*PROBLEM DESCRIPTION*
The entries that follow should come back exactly, with no pictures among them.

*RECORD EXTRACTS*
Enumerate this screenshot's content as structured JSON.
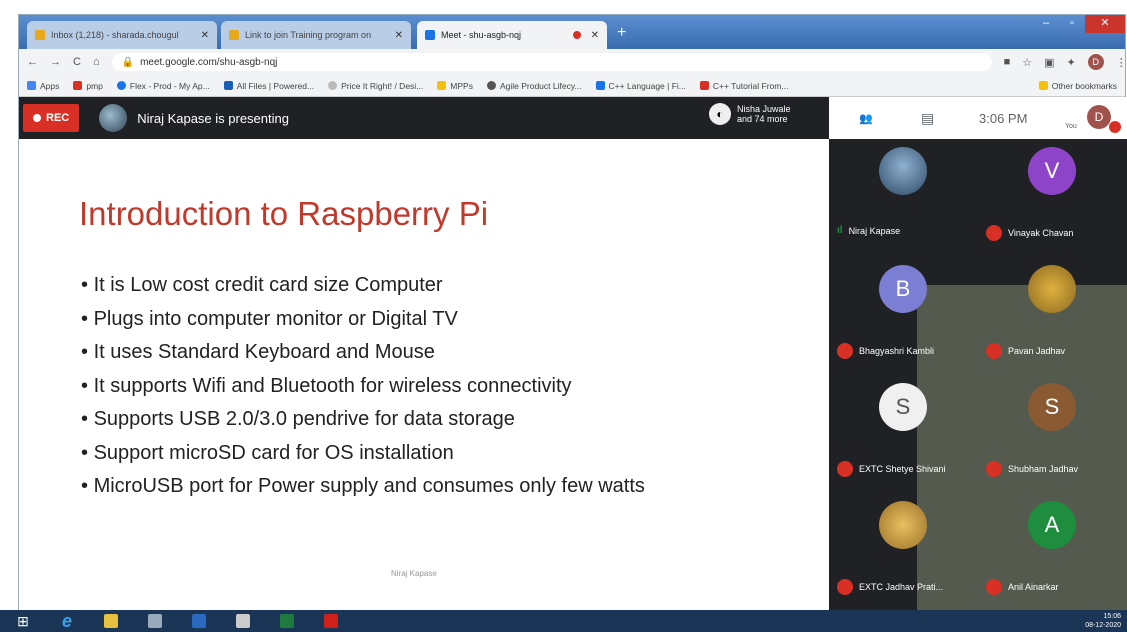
{
  "browser": {
    "tabs": [
      {
        "label": "Inbox (1,218) - sharada.chougul",
        "active": false
      },
      {
        "label": "Link to join Training program on",
        "active": false
      },
      {
        "label": "Meet - shu-asgb-nqj",
        "active": true
      }
    ],
    "url": "meet.google.com/shu-asgb-nqj",
    "profile_initial": "D",
    "bookmarks": [
      "Apps",
      "pmp",
      "Flex - Prod - My Ap...",
      "All Files | Powered...",
      "Price It Right! / Desi...",
      "MPPs",
      "Agile Product Lifecy...",
      "C++ Language | Fi...",
      "C++ Tutorial From...",
      "Other bookmarks"
    ]
  },
  "meet": {
    "rec_label": "REC",
    "presenter_text": "Niraj Kapase is presenting",
    "others_line1": "Nisha Juwale",
    "others_line2": "and 74 more",
    "time": "3:06 PM",
    "you_label": "You",
    "me_initial": "D"
  },
  "slide": {
    "title": "Introduction to Raspberry Pi",
    "bullets": [
      "It is Low cost credit card size Computer",
      "Plugs into computer monitor or Digital TV",
      "It uses Standard Keyboard and Mouse",
      "It supports Wifi and Bluetooth for wireless connectivity",
      "Supports USB 2.0/3.0 pendrive for data storage",
      "Support microSD card for OS installation",
      "MicroUSB port for Power supply and consumes only few watts"
    ],
    "footer": "Niraj Kapase"
  },
  "participants": [
    {
      "name": "Niraj Kapase",
      "initial": "",
      "color": "#4a6c8c",
      "muted": false
    },
    {
      "name": "Vinayak Chavan",
      "initial": "V",
      "color": "#8e44c9",
      "muted": true
    },
    {
      "name": "Bhagyashri Kambli",
      "initial": "B",
      "color": "#7b7fd4",
      "muted": true
    },
    {
      "name": "Pavan Jadhav",
      "initial": "",
      "color": "#c49030",
      "muted": true
    },
    {
      "name": "EXTC Shetye Shivani",
      "initial": "",
      "color": "#e8e8e8",
      "muted": true
    },
    {
      "name": "Shubham Jadhav",
      "initial": "S",
      "color": "#8a5a32",
      "muted": true
    },
    {
      "name": "EXTC Jadhav Prati...",
      "initial": "",
      "color": "#c9a040",
      "muted": true
    },
    {
      "name": "Anil Ainarkar",
      "initial": "A",
      "color": "#1e8e3e",
      "muted": true
    }
  ],
  "taskbar": {
    "tray_time": "15:06",
    "tray_date": "08-12-2020"
  }
}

*ANSWER AREA*
Enumerate this screenshot's content as structured JSON.
{
  "browser": {
    "tabs": [
      {
        "label": "Inbox (1,218) - sharada.chougul",
        "active": false
      },
      {
        "label": "Link to join Training program on",
        "active": false
      },
      {
        "label": "Meet - shu-asgb-nqj",
        "active": true
      }
    ],
    "url": "meet.google.com/shu-asgb-nqj",
    "profile_initial": "D",
    "bookmarks": [
      "Apps",
      "pmp",
      "Flex - Prod - My Ap...",
      "All Files | Powered...",
      "Price It Right! / Desi...",
      "MPPs",
      "Agile Product Lifecy...",
      "C++ Language | Fi...",
      "C++ Tutorial From...",
      "Other bookmarks"
    ]
  },
  "meet": {
    "rec_label": "REC",
    "presenter_text": "Niraj Kapase is presenting",
    "others_line1": "Nisha Juwale",
    "others_line2": "and 74 more",
    "time": "3:06 PM",
    "you_label": "You",
    "me_initial": "D"
  },
  "slide": {
    "title": "Introduction to Raspberry Pi",
    "bullets": [
      "It is Low cost credit card size Computer",
      "Plugs into computer monitor or Digital TV",
      "It uses Standard Keyboard and Mouse",
      "It supports Wifi and Bluetooth for wireless connectivity",
      "Supports USB 2.0/3.0 pendrive for data storage",
      "Support microSD card for OS installation",
      "MicroUSB port for Power supply and consumes only few watts"
    ],
    "footer": "Niraj Kapase"
  },
  "participants": [
    {
      "name": "Niraj Kapase",
      "initial": "",
      "color": "#4a6c8c",
      "muted": false
    },
    {
      "name": "Vinayak Chavan",
      "initial": "V",
      "color": "#8e44c9",
      "muted": true
    },
    {
      "name": "Bhagyashri Kambli",
      "initial": "B",
      "color": "#7b7fd4",
      "muted": true
    },
    {
      "name": "Pavan Jadhav",
      "initial": "",
      "color": "#c49030",
      "muted": true
    },
    {
      "name": "EXTC Shetye Shivani",
      "initial": "",
      "color": "#e8e8e8",
      "muted": true
    },
    {
      "name": "Shubham Jadhav",
      "initial": "S",
      "color": "#8a5a32",
      "muted": true
    },
    {
      "name": "EXTC Jadhav Prati...",
      "initial": "",
      "color": "#c9a040",
      "muted": true
    },
    {
      "name": "Anil Ainarkar",
      "initial": "A",
      "color": "#1e8e3e",
      "muted": true
    }
  ],
  "taskbar": {
    "tray_time": "15:06",
    "tray_date": "08-12-2020"
  }
}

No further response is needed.